[SOURCE INFORMATION Boundary: Start]
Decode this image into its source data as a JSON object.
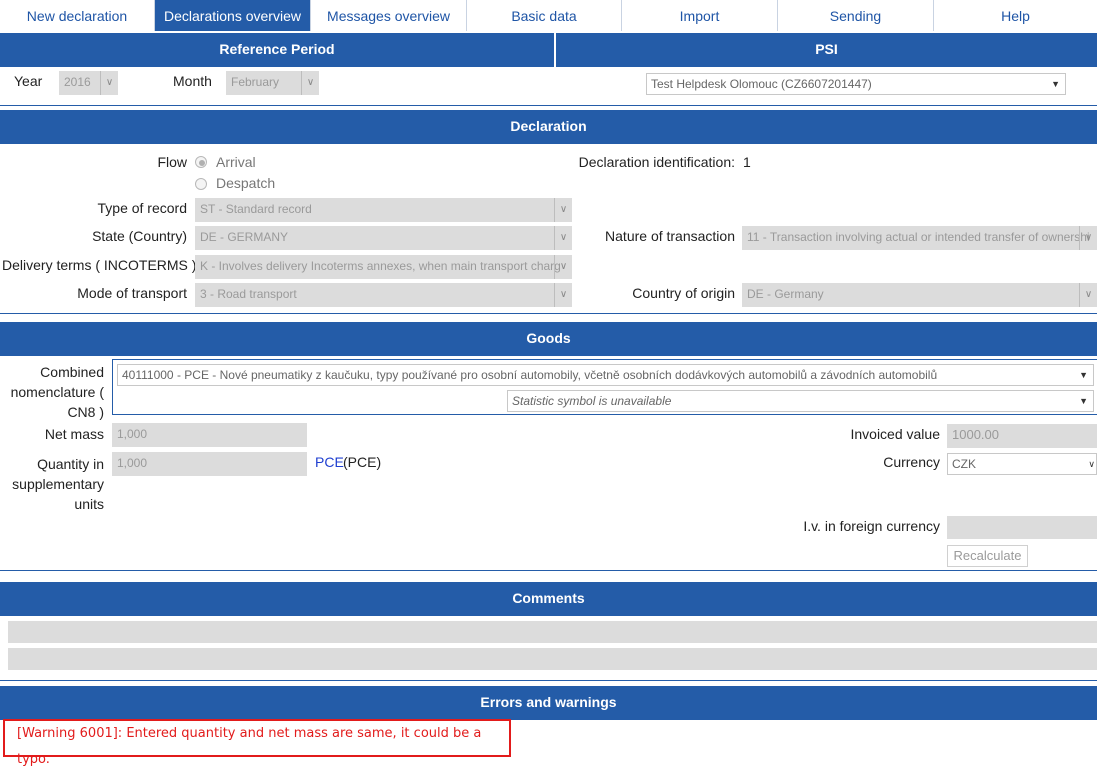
{
  "tabs": [
    {
      "label": "New declaration"
    },
    {
      "label": "Declarations overview"
    },
    {
      "label": "Messages overview"
    },
    {
      "label": "Basic data"
    },
    {
      "label": "Import"
    },
    {
      "label": "Sending"
    },
    {
      "label": "Help"
    }
  ],
  "reference_period": {
    "title": "Reference Period",
    "year_label": "Year",
    "year_value": "2016",
    "month_label": "Month",
    "month_value": "February"
  },
  "psi": {
    "title": "PSI",
    "value": "Test Helpdesk Olomouc (CZ6607201447)"
  },
  "declaration": {
    "title": "Declaration",
    "flow_label": "Flow",
    "flow_options": [
      "Arrival",
      "Despatch"
    ],
    "flow_selected": "Arrival",
    "id_label": "Declaration identification:",
    "id_value": "1",
    "type_label": "Type of record",
    "type_value": "ST - Standard record",
    "state_label": "State (Country)",
    "state_value": "DE - GERMANY",
    "delivery_label": "Delivery terms ( INCOTERMS )",
    "delivery_value": "K - Involves delivery Incoterms annexes, when main transport charg",
    "mode_label": "Mode of transport",
    "mode_value": "3 - Road transport",
    "nature_label": "Nature of transaction",
    "nature_value": "11 - Transaction involving actual or intended transfer of ownershi",
    "origin_label": "Country of origin",
    "origin_value": "DE - Germany"
  },
  "goods": {
    "title": "Goods",
    "cn_label": "Combined nomenclature ( CN8 )",
    "cn_value": "40111000 - PCE - Nové pneumatiky z kaučuku, typy používané pro osobní automobily, včetně osobních dodávkových automobilů a závodních automobilů",
    "stat_symbol": "Statistic symbol is unavailable",
    "net_mass_label": "Net mass",
    "net_mass_value": "1,000",
    "qty_label": "Quantity in supplementary units",
    "qty_value": "1,000",
    "qty_unit_link": "PCE",
    "qty_unit_suffix": "(PCE)",
    "invoiced_label": "Invoiced value",
    "invoiced_value": "1000.00",
    "currency_label": "Currency",
    "currency_value": "CZK",
    "iv_foreign_label": "I.v. in foreign currency",
    "iv_foreign_value": "",
    "recalc_label": "Recalculate"
  },
  "comments": {
    "title": "Comments"
  },
  "errors": {
    "title": "Errors and warnings",
    "message": "[Warning 6001]: Entered quantity and net mass are same, it could be a typo."
  },
  "colors": {
    "primary": "#245ca8",
    "warning": "#e21b1b",
    "disabled_field": "#dcdcdc"
  }
}
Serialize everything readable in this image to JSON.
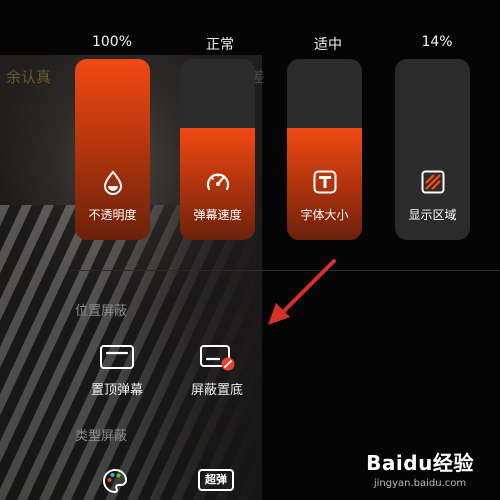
{
  "background": {
    "left_text": "余认真",
    "right_text": "莫差"
  },
  "sliders": [
    {
      "value_text": "100%",
      "label": "不透明度",
      "level": 1.0,
      "icon": "water-drop-icon"
    },
    {
      "value_text": "正常",
      "label": "弹幕速度",
      "level": 0.62,
      "icon": "speedometer-icon"
    },
    {
      "value_text": "适中",
      "label": "字体大小",
      "level": 0.62,
      "icon": "font-size-icon"
    },
    {
      "value_text": "14%",
      "label": "显示区域",
      "level": 0.0,
      "icon": "display-area-icon"
    }
  ],
  "position_block": {
    "title": "位置屏蔽",
    "options": [
      {
        "label": "置顶弹幕",
        "icon": "top-danmaku-icon"
      },
      {
        "label": "屏蔽置底",
        "icon": "bottom-danmaku-blocked-icon"
      }
    ]
  },
  "type_block": {
    "title": "类型屏蔽",
    "chaodan_badge": "超弹"
  },
  "watermark": {
    "logo": "Baidu经验",
    "url": "jingyan.baidu.com"
  },
  "colors": {
    "accent": "#f04a12",
    "card_bg": "#2b2b2b",
    "block_red": "#e8452c",
    "annotation_arrow": "#d7312b"
  }
}
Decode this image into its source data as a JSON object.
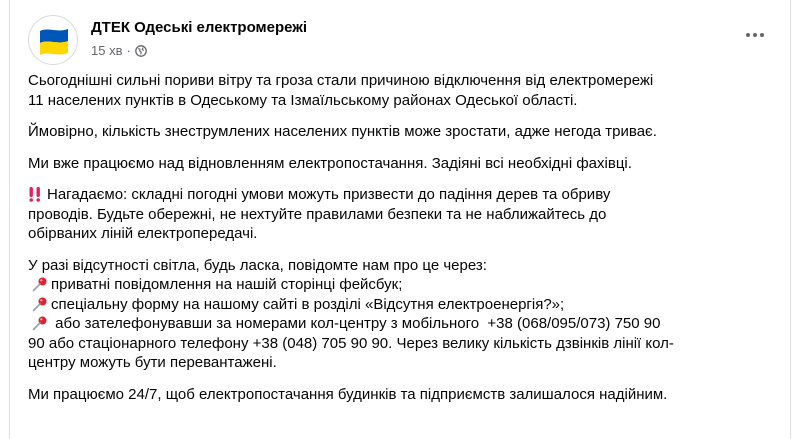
{
  "post": {
    "page_name": "ДТЕК Одеські електромережі",
    "time": "15 хв",
    "dot": "·",
    "paragraphs": {
      "p1": [
        "Сьогоднішні сильні пориви вітру та гроза стали причиною відключення від електромережі",
        "11 населених пунктів в Одеському та Ізмаїльському районах Одеської області."
      ],
      "p2": "Ймовірно, кількість знеструмлених населених пунктів може зростати, адже негода триває.",
      "p3": "Ми вже працюємо над відновленням електропостачання. Задіяні всі необхідні фахівці.",
      "p4": [
        "Нагадаємо: складні погодні умови можуть призвести до падіння дерев та обриву",
        "проводів. Будьте обережні, не нехтуйте правилами безпеки та не наближайтесь до",
        "обірваних ліній електропередачі."
      ],
      "p5_intro": "У разі відсутності світла, будь ласка, повідомте нам про це через:",
      "p5_items": [
        "приватні повідомлення на нашій сторінці фейсбук;",
        "спеціальну форму на нашому сайті в розділі «Відсутня електроенергія?»;",
        " або зателефонувавши за номерами кол-центру з мобільного  +38 (068/095/073) 750 90"
      ],
      "p5_cont": [
        "90 або стаціонарного телефону +38 (048) 705 90 90. Через велику кількість дзвінків лінії кол-",
        "центру можуть бути перевантажені."
      ],
      "p6": "Ми працюємо 24/7, щоб електропостачання будинків та підприємств залишалося надійним."
    }
  },
  "colors": {
    "flag_blue": "#0057b7",
    "flag_yellow": "#ffd700",
    "warn_red": "#e0245e",
    "pin_red": "#e02030"
  }
}
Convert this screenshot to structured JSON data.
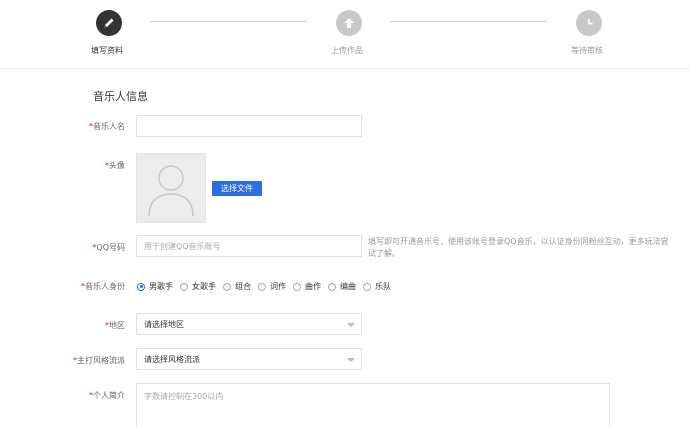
{
  "steps": [
    {
      "label": "填写资料",
      "icon": "pencil-icon",
      "active": true
    },
    {
      "label": "上传作品",
      "icon": "upload-arrow-icon",
      "active": false
    },
    {
      "label": "等待审核",
      "icon": "clock-icon",
      "active": false
    }
  ],
  "section_title": "音乐人信息",
  "required_mark": "*",
  "fields": {
    "name": {
      "label": "音乐人名",
      "value": ""
    },
    "avatar": {
      "label": "头像",
      "button": "选择文件"
    },
    "qq": {
      "label": "QQ号码",
      "placeholder": "用于创建QQ音乐账号",
      "hint": "填写即可开通音乐号，使用该账号登录QQ音乐，以认证身份同粉丝互动，更多玩法尝试了解。"
    },
    "identity": {
      "label": "音乐人身份",
      "options": [
        "男歌手",
        "女歌手",
        "组合",
        "词作",
        "曲作",
        "编曲",
        "乐队"
      ],
      "selected": "男歌手"
    },
    "region": {
      "label": "地区",
      "selected": "请选择地区"
    },
    "genre": {
      "label": "主打风格流派",
      "selected": "请选择风格流派"
    },
    "bio": {
      "label": "个人简介",
      "placeholder": "字数请控制在300以内"
    }
  },
  "colors": {
    "accent": "#2b6ee2",
    "required": "#e02020",
    "step_active": "#333333",
    "step_inactive": "#c8c8c8"
  }
}
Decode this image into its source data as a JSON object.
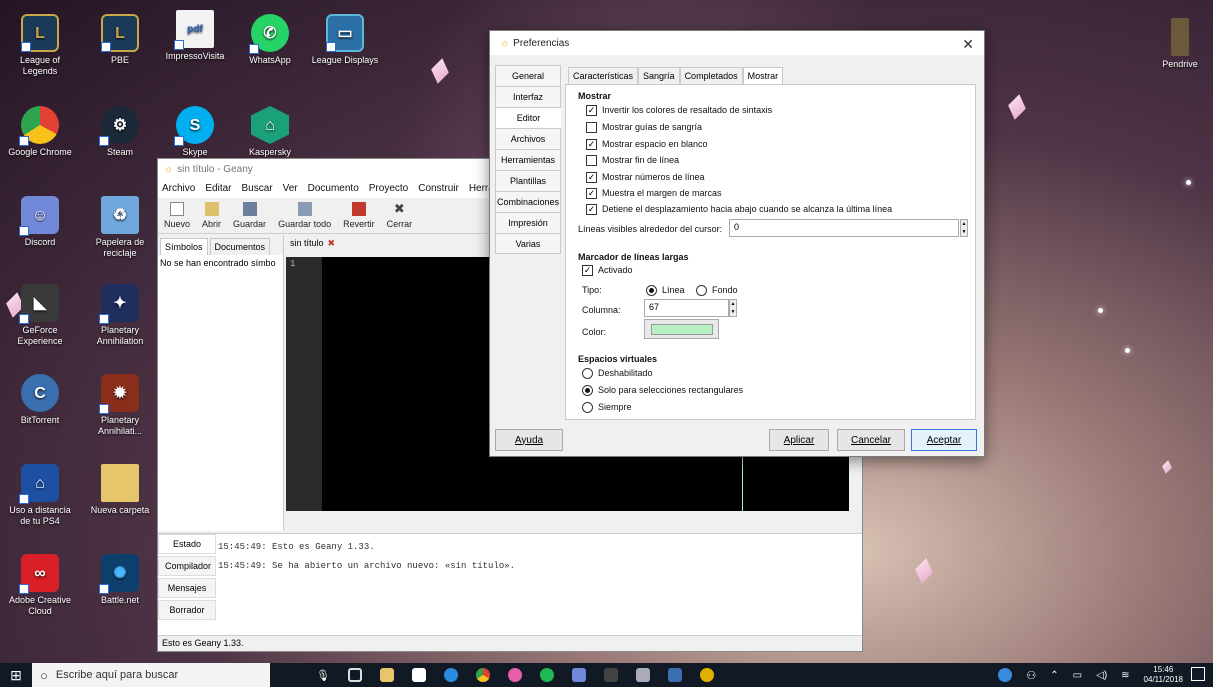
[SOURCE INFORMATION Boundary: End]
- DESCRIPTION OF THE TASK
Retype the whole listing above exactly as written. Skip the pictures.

- EXERCISE SOLUTION
Decode this image into its source data as a JSON object.
{
  "tabs": [
    {
      "label": "New declaration"
    },
    {
      "label": "Declarations overview"
    },
    {
      "label": "Messages overview"
    },
    {
      "label": "Basic data"
    },
    {
      "label": "Import"
    },
    {
      "label": "Sending"
    },
    {
      "label": "Help"
    }
  ],
  "reference_period": {
    "title": "Reference Period",
    "year_label": "Year",
    "year_value": "2016",
    "month_label": "Month",
    "month_value": "February"
  },
  "psi": {
    "title": "PSI",
    "value": "Test Helpdesk Olomouc (CZ6607201447)"
  },
  "declaration": {
    "title": "Declaration",
    "flow_label": "Flow",
    "flow_options": [
      "Arrival",
      "Despatch"
    ],
    "flow_selected": "Arrival",
    "id_label": "Declaration identification:",
    "id_value": "1",
    "type_label": "Type of record",
    "type_value": "ST - Standard record",
    "state_label": "State (Country)",
    "state_value": "DE - GERMANY",
    "delivery_label": "Delivery terms ( INCOTERMS )",
    "delivery_value": "K - Involves delivery Incoterms annexes, when main transport charg",
    "mode_label": "Mode of transport",
    "mode_value": "3 - Road transport",
    "nature_label": "Nature of transaction",
    "nature_value": "11 - Transaction involving actual or intended transfer of ownershi",
    "origin_label": "Country of origin",
    "origin_value": "DE - Germany"
  },
  "goods": {
    "title": "Goods",
    "cn_label": "Combined nomenclature ( CN8 )",
    "cn_value": "40111000 - PCE - Nové pneumatiky z kaučuku, typy používané pro osobní automobily, včetně osobních dodávkových automobilů a závodních automobilů",
    "stat_symbol": "Statistic symbol is unavailable",
    "net_mass_label": "Net mass",
    "net_mass_value": "1,000",
    "qty_label": "Quantity in supplementary units",
    "qty_value": "1,000",
    "qty_unit_link": "PCE",
    "qty_unit_suffix": "(PCE)",
    "invoiced_label": "Invoiced value",
    "invoiced_value": "1000.00",
    "currency_label": "Currency",
    "currency_value": "CZK",
    "iv_foreign_label": "I.v. in foreign currency",
    "iv_foreign_value": "",
    "recalc_label": "Recalculate"
  },
  "comments": {
    "title": "Comments"
  },
  "errors": {
    "title": "Errors and warnings",
    "message": "[Warning 6001]: Entered quantity and net mass are same, it could be a typo."
  },
  "colors": {
    "primary": "#245ca8",
    "warning": "#e21b1b",
    "disabled_field": "#dcdcdc"
  }
}
Serialize everything readable in this image to JSON.
{
  "background": {
    "left_text": "余认真",
    "right_text": "莫差"
  },
  "sliders": [
    {
      "value_text": "100%",
      "label": "不透明度",
      "level": 1.0,
      "icon": "water-drop-icon"
    },
    {
      "value_text": "正常",
      "label": "弹幕速度",
      "level": 0.62,
      "icon": "speedometer-icon"
    },
    {
      "value_text": "适中",
      "label": "字体大小",
      "level": 0.62,
      "icon": "font-size-icon"
    },
    {
      "value_text": "14%",
      "label": "显示区域",
      "level": 0.0,
      "icon": "display-area-icon"
    }
  ],
  "position_block": {
    "title": "位置屏蔽",
    "options": [
      {
        "label": "置顶弹幕",
        "icon": "top-danmaku-icon"
      },
      {
        "label": "屏蔽置底",
        "icon": "bottom-danmaku-blocked-icon"
      }
    ]
  },
  "type_block": {
    "title": "类型屏蔽",
    "chaodan_badge": "超弹"
  },
  "watermark": {
    "logo": "Baidu经验",
    "url": "jingyan.baidu.com"
  },
  "colors": {
    "accent": "#f04a12",
    "card_bg": "#2b2b2b",
    "block_red": "#e8452c",
    "annotation_arrow": "#d7312b"
  }
}
Decode this image into its source data as a JSON object.
{
  "post": {
    "page_name": "ДТЕК Одеські електромережі",
    "time": "15 хв",
    "dot": "·",
    "paragraphs": {
      "p1": [
        "Сьогоднішні сильні пориви вітру та гроза стали причиною відключення від електромережі",
        "11 населених пунктів в Одеському та Ізмаїльському районах Одеської області."
      ],
      "p2": "Ймовірно, кількість знеструмлених населених пунктів може зростати, адже негода триває.",
      "p3": "Ми вже працюємо над відновленням електропостачання. Задіяні всі необхідні фахівці.",
      "p4": [
        "Нагадаємо: складні погодні умови можуть призвести до падіння дерев та обриву",
        "проводів. Будьте обережні, не нехтуйте правилами безпеки та не наближайтесь до",
        "обірваних ліній електропередачі."
      ],
      "p5_intro": "У разі відсутності світла, будь ласка, повідомте нам про це через:",
      "p5_items": [
        "приватні повідомлення на нашій сторінці фейсбук;",
        "спеціальну форму на нашому сайті в розділі «Відсутня електроенергія?»;",
        " або зателефонувавши за номерами кол-центру з мобільного  +38 (068/095/073) 750 90"
      ],
      "p5_cont": [
        "90 або стаціонарного телефону +38 (048) 705 90 90. Через велику кількість дзвінків лінії кол-",
        "центру можуть бути перевантажені."
      ],
      "p6": "Ми працюємо 24/7, щоб електропостачання будинків та підприємств залишалося надійним."
    }
  },
  "colors": {
    "flag_blue": "#0057b7",
    "flag_yellow": "#ffd700",
    "warn_red": "#e0245e",
    "pin_red": "#e02030"
  }
}
Convert this screenshot to structured JSON data.
{
  "steps": [
    {
      "label": "填写资料",
      "icon": "pencil-icon",
      "active": true
    },
    {
      "label": "上传作品",
      "icon": "upload-arrow-icon",
      "active": false
    },
    {
      "label": "等待审核",
      "icon": "clock-icon",
      "active": false
    }
  ],
  "section_title": "音乐人信息",
  "required_mark": "*",
  "fields": {
    "name": {
      "label": "音乐人名",
      "value": ""
    },
    "avatar": {
      "label": "头像",
      "button": "选择文件"
    },
    "qq": {
      "label": "QQ号码",
      "placeholder": "用于创建QQ音乐账号",
      "hint": "填写即可开通音乐号，使用该账号登录QQ音乐，以认证身份同粉丝互动，更多玩法尝试了解。"
    },
    "identity": {
      "label": "音乐人身份",
      "options": [
        "男歌手",
        "女歌手",
        "组合",
        "词作",
        "曲作",
        "编曲",
        "乐队"
      ],
      "selected": "男歌手"
    },
    "region": {
      "label": "地区",
      "selected": "请选择地区"
    },
    "genre": {
      "label": "主打风格流派",
      "selected": "请选择风格流派"
    },
    "bio": {
      "label": "个人简介",
      "placeholder": "字数请控制在300以内"
    }
  },
  "colors": {
    "accent": "#2b6ee2",
    "required": "#e02020",
    "step_active": "#333333",
    "step_inactive": "#c8c8c8"
  }
}
Decode this image into its source data as a JSON object.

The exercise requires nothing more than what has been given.